The former station was later used as a training camp for Afghan mujahideen as part of Operation Cyclone, a CIA-run program to train and arm Afghan mujahideen to fight against the Soviet Union and the Soviet-supported Republic of Afghanistan (RA) in the Soviet war in Afghanistan, 1979 to 1989.[3] It was the site of the Badaber Uprising of 1985, an armed uprising by Soviet and RA prisoners of war held captive at the camp.[4]

Current[edit]

Currently, the base is housed by Pakistan Air Force and is known as PAF Camp Badaber.

Coordinates: 33°57′28″N 71°34′25″E / 33.957884°N 71.573653°E / 33.957884; 71.573653

References[edit]

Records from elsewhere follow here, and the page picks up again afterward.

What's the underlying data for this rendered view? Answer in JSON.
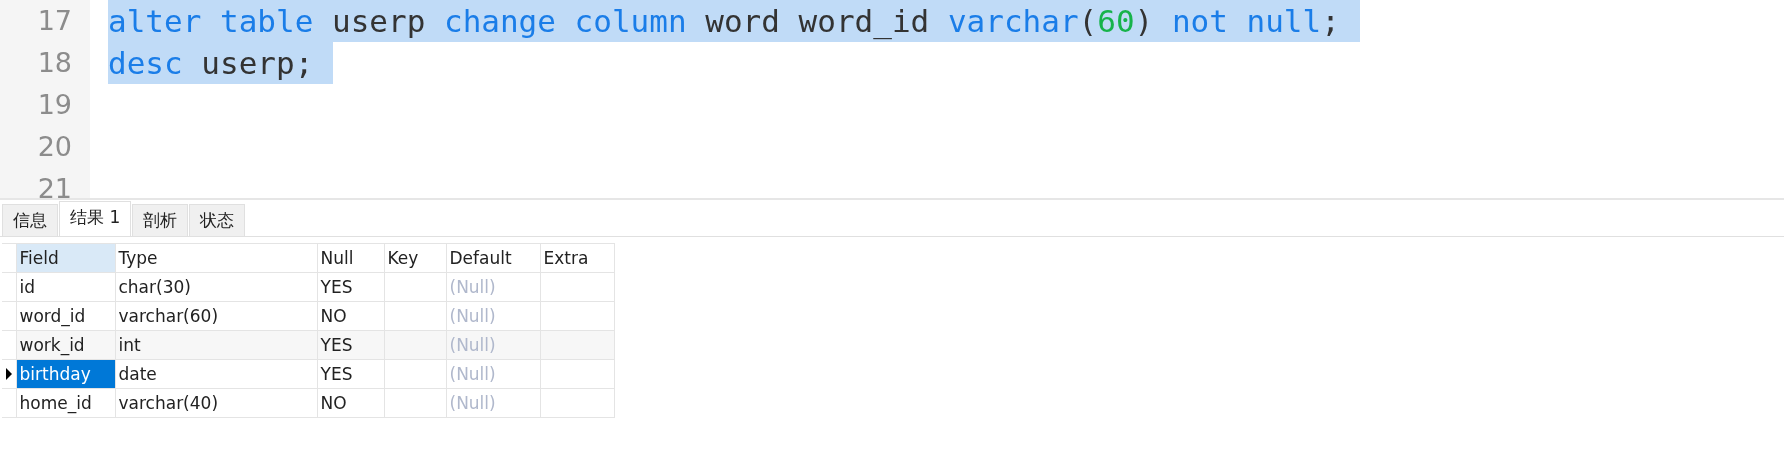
{
  "editor": {
    "lines": [
      {
        "number": "17",
        "selected": true,
        "tokens": [
          {
            "kind": "keyword",
            "text": "alter table"
          },
          {
            "kind": "plain",
            "text": " userp "
          },
          {
            "kind": "keyword",
            "text": "change column"
          },
          {
            "kind": "plain",
            "text": " word word_id "
          },
          {
            "kind": "keyword",
            "text": "varchar"
          },
          {
            "kind": "plain",
            "text": "("
          },
          {
            "kind": "number",
            "text": "60"
          },
          {
            "kind": "plain",
            "text": ") "
          },
          {
            "kind": "keyword",
            "text": "not null"
          },
          {
            "kind": "plain",
            "text": ";"
          }
        ]
      },
      {
        "number": "18",
        "selected": true,
        "tokens": [
          {
            "kind": "keyword",
            "text": "desc"
          },
          {
            "kind": "plain",
            "text": " userp;"
          }
        ]
      },
      {
        "number": "19"
      },
      {
        "number": "20"
      },
      {
        "number": "21"
      }
    ]
  },
  "tabs": [
    {
      "label": "信息",
      "selected": false
    },
    {
      "label": "结果 1",
      "selected": true
    },
    {
      "label": "剖析",
      "selected": false
    },
    {
      "label": "状态",
      "selected": false
    }
  ],
  "table": {
    "columns": [
      {
        "label": "Field",
        "selected": true
      },
      {
        "label": "Type",
        "selected": false
      },
      {
        "label": "Null",
        "selected": false
      },
      {
        "label": "Key",
        "selected": false
      },
      {
        "label": "Default",
        "selected": false
      },
      {
        "label": "Extra",
        "selected": false
      }
    ],
    "rows": [
      {
        "selected": false,
        "field": "id",
        "type": "char(30)",
        "null": "YES",
        "default": "(Null)",
        "default_is_null": true
      },
      {
        "selected": false,
        "field": "word_id",
        "type": "varchar(60)",
        "null": "NO",
        "default": "(Null)",
        "default_is_null": true
      },
      {
        "selected": false,
        "field": "work_id",
        "type": "int",
        "null": "YES",
        "default": "(Null)",
        "default_is_null": true
      },
      {
        "selected": true,
        "field": "birthday",
        "type": "date",
        "null": "YES",
        "default": "(Null)",
        "default_is_null": true
      },
      {
        "selected": false,
        "field": "home_id",
        "type": "varchar(40)",
        "null": "NO",
        "default": "(Null)",
        "default_is_null": true
      }
    ]
  }
}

  1. ^ Abida Ejaz (2010). "Exploitation in the name of religion: The case of Pakistan". In Bogusława Bednarczyk. Religia a współczesne stosunki międzynarodowe. Krakow Educational Association. p. 209. ISBN 978-8-3757-1101-1. Retrieved 6 August 2013. 
  2. ^ History of the base during American use. Peshawar Air Station Alumni Association.
  3. ^ Eduardo Real. "Zbigniew Brzezinski, Defeated by his Success".
  4. ^ Роман Шкурлатов (Roman Shkurlatov). "Архив: Последнее па Пешаварского вальса" ("Archive: Last step of the Peshawar waltz"). Bratishka magazine, July, 2006. (Russian)